### Work item
I'd like every record given again exactly, please.

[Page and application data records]
^^^^^^^^

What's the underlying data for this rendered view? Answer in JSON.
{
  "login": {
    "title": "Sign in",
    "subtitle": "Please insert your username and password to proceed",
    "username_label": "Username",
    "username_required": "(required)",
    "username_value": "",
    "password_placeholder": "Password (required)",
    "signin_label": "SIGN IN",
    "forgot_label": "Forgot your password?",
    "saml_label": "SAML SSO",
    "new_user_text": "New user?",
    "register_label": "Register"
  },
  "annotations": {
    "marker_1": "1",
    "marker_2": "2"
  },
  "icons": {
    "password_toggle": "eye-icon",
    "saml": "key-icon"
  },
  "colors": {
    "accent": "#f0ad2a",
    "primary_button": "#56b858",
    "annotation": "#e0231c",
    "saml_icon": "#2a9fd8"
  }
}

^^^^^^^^

### Answer for the task
What's the underlying data for this rendered view? Answer in JSON.
{
  "login": {
    "title": "Sign in",
    "subtitle": "Please insert your username and password to proceed",
    "username_label": "Username",
    "username_required": "(required)",
    "username_value": "",
    "password_placeholder": "Password (required)",
    "signin_label": "SIGN IN",
    "forgot_label": "Forgot your password?",
    "saml_label": "SAML SSO",
    "new_user_text": "New user?",
    "register_label": "Register"
  },
  "annotations": {
    "marker_1": "1",
    "marker_2": "2"
  },
  "icons": {
    "password_toggle": "eye-icon",
    "saml": "key-icon"
  },
  "colors": {
    "accent": "#f0ad2a",
    "primary_button": "#56b858",
    "annotation": "#e0231c",
    "saml_icon": "#2a9fd8"
  }
}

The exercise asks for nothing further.